Cutting out the mental chatter - but is there a place for self talk?

I have always loved words and stories, both printed and spoken. Languages fascinate me; their roots and origins, similarities and differences. Unsurprisingly therefore I am one of those Yogis that loves the Sanskrit names of poses and mantras chanted in Sanskrit. I understand completely though that many, if not the majority of people who attend weekly local yoga classes are less than interested in  adding trying to memorise and understand Sanskrit words on top of concentrating on the pose, the breath, the alignment and whatever else the teacher chooses to throw in. I learn aurally too so words my teacher says to me stay with me long after class is over.

Words  have undeniable power , and most of us are aware on some level of our own chatter inside our heads, a good deal of which is self talk and the stories we choose to tell ourselves to support those self talk statements. Maybe you know the ones I mean:

  • "I'll never be able to do that"
  • "I'm too fat/old/weak/inflexible for this"
  • "That looks scary"
  • "Yay - I finally nailed that pose!"
  • "Last time I tried this it was a disaster"

On top of the kind of statements above, we contend with other voices in our head:

  • "Must remember to pick up some milk when I fill up the car with petrol"
  • "Hope to goodness he/she fed the dog"
  • "Wonder if I should really take this time out for myself when there's so much to do"
  • "This mat smells horrible"

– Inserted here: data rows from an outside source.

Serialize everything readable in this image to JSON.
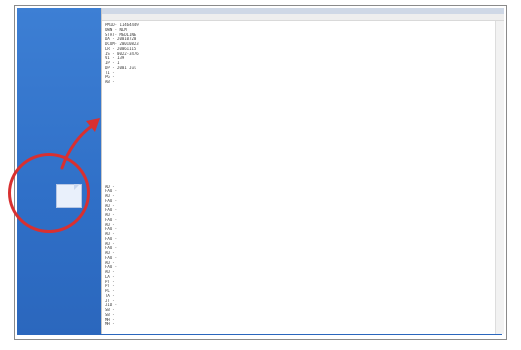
{
  "window": {
    "title": "",
    "menu": ""
  },
  "desktop_icon": {
    "label": ""
  },
  "content_lines": [
    "PMID- 11464449",
    "OWN - NLM",
    "STAT- MEDLINE",
    "DA  - 20010720",
    "DCOM- 20010823",
    "LR  - 20061115",
    "IS  - 0022-3476",
    "VI  - 139",
    "IP  - 1",
    "DP  - 2001 Jul",
    "TI  - ",
    "PG  - ",
    "AB  - ",
    "   ",
    "   ",
    "   ",
    "   ",
    "   ",
    "   ",
    "   ",
    "   ",
    "   ",
    "   ",
    "   ",
    "   ",
    "   ",
    "   ",
    "   ",
    "   ",
    "   ",
    "   ",
    "   ",
    "   ",
    "   ",
    "AD  - ",
    "FAU - ",
    "AU  - ",
    "FAU - ",
    "AU  - ",
    "FAU - ",
    "AU  - ",
    "FAU - ",
    "AU  - ",
    "FAU - ",
    "AU  - ",
    "FAU - ",
    "AU  - ",
    "FAU - ",
    "AU  - ",
    "FAU - ",
    "AU  - ",
    "FAU - ",
    "AU  - ",
    "LA  - ",
    "PT  - ",
    "PT  - ",
    "PL  - ",
    "TA  - ",
    "JT  - ",
    "JID - ",
    "SB  - ",
    "SB  - ",
    "MH  - ",
    "MH  - "
  ]
}
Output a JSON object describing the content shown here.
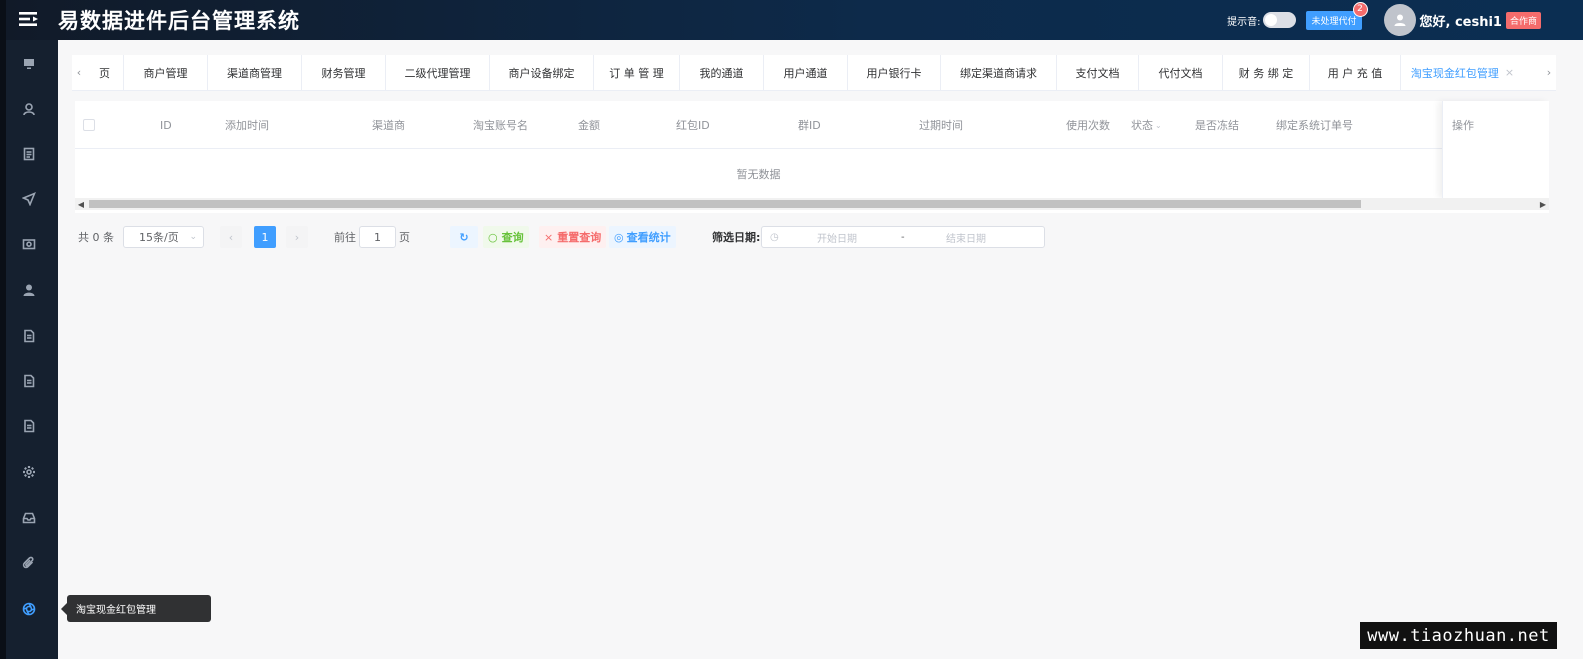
{
  "header": {
    "title": "易数据进件后台管理系统",
    "tone_label": "提示音:",
    "pending_button": "未处理代付",
    "pending_count": "2",
    "greeting": "您好, ceshi1",
    "role_badge": "合作商"
  },
  "sidebar": {
    "items": [
      {
        "icon": "monitor-icon"
      },
      {
        "icon": "user-icon"
      },
      {
        "icon": "document-icon"
      },
      {
        "icon": "send-icon"
      },
      {
        "icon": "wallet-icon"
      },
      {
        "icon": "person-icon"
      },
      {
        "icon": "file-icon"
      },
      {
        "icon": "file-icon"
      },
      {
        "icon": "file-icon"
      },
      {
        "icon": "gear-icon"
      },
      {
        "icon": "inbox-icon"
      },
      {
        "icon": "paperclip-icon"
      },
      {
        "icon": "aperture-icon",
        "active": true
      }
    ],
    "tooltip": "淘宝现金红包管理"
  },
  "tabs": {
    "items": [
      "页",
      "商户管理",
      "渠道商管理",
      "财务管理",
      "二级代理管理",
      "商户设备绑定",
      "订 单 管 理",
      "我的通道",
      "用户通道",
      "用户银行卡",
      "绑定渠道商请求",
      "支付文档",
      "代付文档",
      "财 务 绑 定",
      "用 户 充 值",
      "淘宝现金红包管理"
    ],
    "active_index": 15,
    "close_symbol": "×"
  },
  "table": {
    "columns": [
      "ID",
      "添加时间",
      "渠道商",
      "淘宝账号名",
      "金额",
      "红包ID",
      "群ID",
      "过期时间",
      "使用次数",
      "状态",
      "是否冻结",
      "绑定系统订单号",
      "操作"
    ],
    "empty_text": "暂无数据"
  },
  "pagination": {
    "total": "共 0 条",
    "page_size": "15条/页",
    "current_page": "1",
    "goto_prefix": "前往",
    "goto_value": "1",
    "goto_suffix": "页"
  },
  "actions": {
    "query": "查询",
    "reset": "重置查询",
    "stats": "查看统计"
  },
  "filter": {
    "label": "筛选日期:",
    "start_placeholder": "开始日期",
    "separator": "-",
    "end_placeholder": "结束日期"
  },
  "watermark": "www.tiaozhuan.net",
  "colors": {
    "primary": "#409eff",
    "success": "#67c23a",
    "danger": "#f56c6c",
    "header_bg": "#0d2a4a",
    "sidebar_bg": "#15202f"
  }
}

Yoga with its emphasis on concentration, focus and using the breath as a means to do this is a tried and tested route to stilling the busyness of the mind. In Sutra 1.2 Patanjali specifically refers to the cessation of fluctuations of the mind - or put more prosaically, cutting out the chatter in one's head. Certainly the examples I've given above would generally be unhelpful to a quiet and focused mind or preparation for either meditation or asana practice. Nothing is more certain than if we think we cannot do something we will fulfil that prophecy. If we fill out minds with the minutiae of every life and its dramas we will never find time to look more deeply at ourselves and find our true selves deep inside. 

Despite all that here's my confession on this subject. Sometimes I still the internal chatter with a more focused and upbeat version. Faced with something in a yoga practice that I find challenging or difficult two things happen. The first is that I hear my own teacher's voice inside my head guiding me through, and I hear my own self talk mantra of positive outcomes. It may just as simple as repeating 'I am calm and strong' to myself or 'breathe evenly' and hey presto the negative chatter disappears. Powerful magic this yoga!